[Data records for software interfaces]
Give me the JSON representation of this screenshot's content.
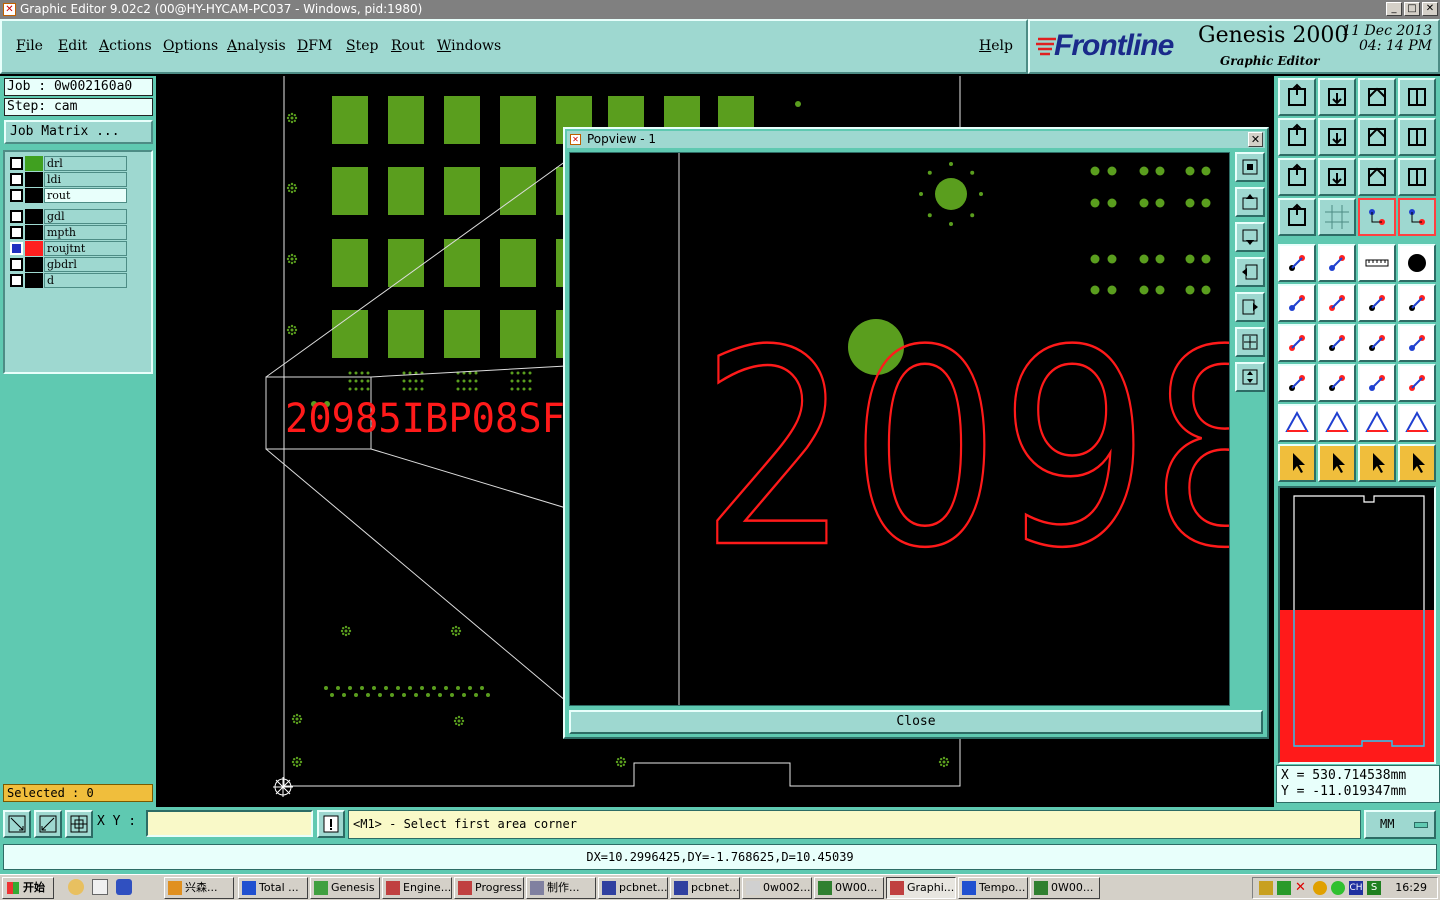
{
  "window": {
    "title": "Graphic Editor 9.02c2 (00@HY-HYCAM-PC037 - Windows, pid:1980)"
  },
  "menu": {
    "items": [
      "File",
      "Edit",
      "Actions",
      "Options",
      "Analysis",
      "DFM",
      "Step",
      "Rout",
      "Windows"
    ],
    "help": "Help"
  },
  "logo": {
    "brand": "Frontline",
    "product": "Genesis 2000",
    "subtitle": "Graphic Editor",
    "date": "11  Dec  2013",
    "time": "04: 14  PM"
  },
  "job": {
    "job_label": "Job  :  0w002160a0",
    "step_label": "Step:  cam",
    "matrix_button": "Job Matrix  ..."
  },
  "layers": [
    {
      "name": "drl",
      "color": "#40a020",
      "bg": "#9ed8d0",
      "checked": false
    },
    {
      "name": "ldi",
      "color": "#000000",
      "bg": "#9ed8d0",
      "checked": false
    },
    {
      "name": "rout",
      "color": "#000000",
      "bg": "#e8fffb",
      "checked": false
    },
    {
      "name": "gdl",
      "color": "#000000",
      "bg": "#9ed8d0",
      "checked": false
    },
    {
      "name": "mpth",
      "color": "#000000",
      "bg": "#9ed8d0",
      "checked": false
    },
    {
      "name": "roujtnt",
      "color": "#ff2020",
      "bg": "#9ed8d0",
      "checked": true
    },
    {
      "name": "gbdrl",
      "color": "#000000",
      "bg": "#9ed8d0",
      "checked": false
    },
    {
      "name": "d",
      "color": "#000000",
      "bg": "#9ed8d0",
      "checked": false
    }
  ],
  "selected": "Selected : 0",
  "canvas": {
    "board_text": "20985IBP08SF"
  },
  "popview": {
    "title": "Popview - 1",
    "zoom_text": "2098",
    "close_button": "Close"
  },
  "coords": {
    "x": "X  =  530.714538mm",
    "y": "Y  =  -11.019347mm"
  },
  "status": {
    "xy_label": "X Y :",
    "xy_value": "",
    "message": "<M1> - Select first area corner",
    "unit": "MM",
    "measure": "DX=10.2996425,DY=-1.768625,D=10.45039"
  },
  "taskbar": {
    "start": "开始",
    "tasks": [
      "兴森...",
      "Total ...",
      "Genesis",
      "Engine...",
      "Progress",
      "制作...",
      "pcbnet...",
      "pcbnet...",
      "0w002...",
      "0W00...",
      "Graphi...",
      "Tempo...",
      "0W00..."
    ],
    "time": "16:29",
    "lang": "CH"
  },
  "colors": {
    "teal": "#5fc9b1",
    "teal_light": "#9ed8d0",
    "pad_green": "#5a9e1e",
    "rout_red": "#ff1a1a"
  }
}
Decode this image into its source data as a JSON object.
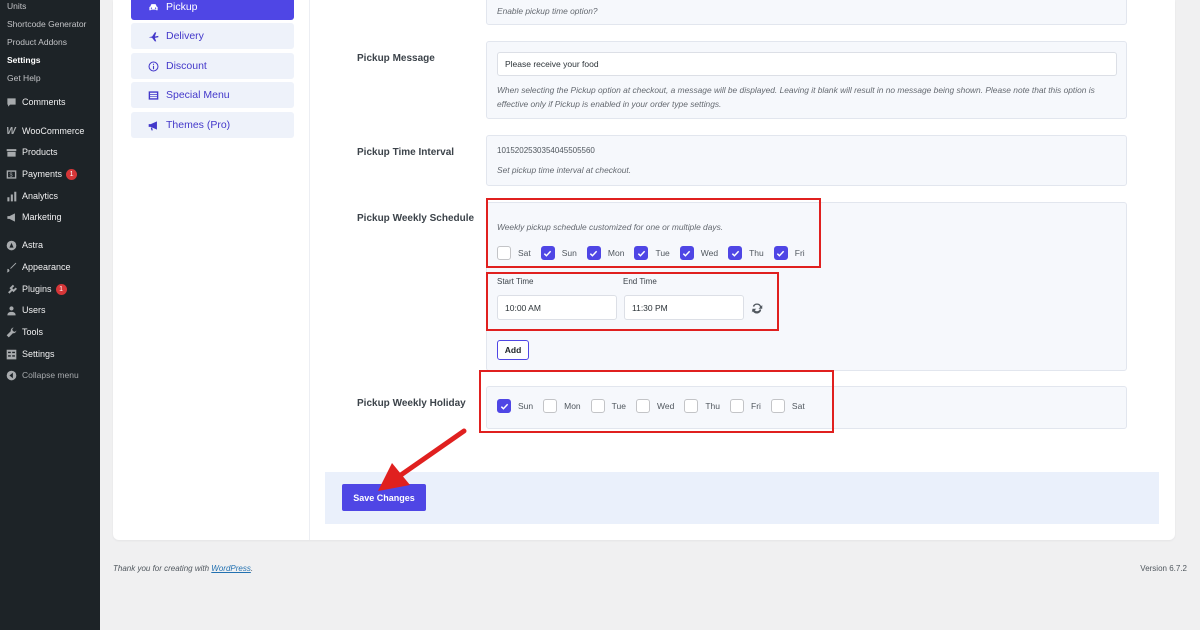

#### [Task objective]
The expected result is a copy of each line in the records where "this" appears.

#### [Task solution]
Give me the JSON representation of this screenshot's content.
Decode this image into its source data as a JSON object.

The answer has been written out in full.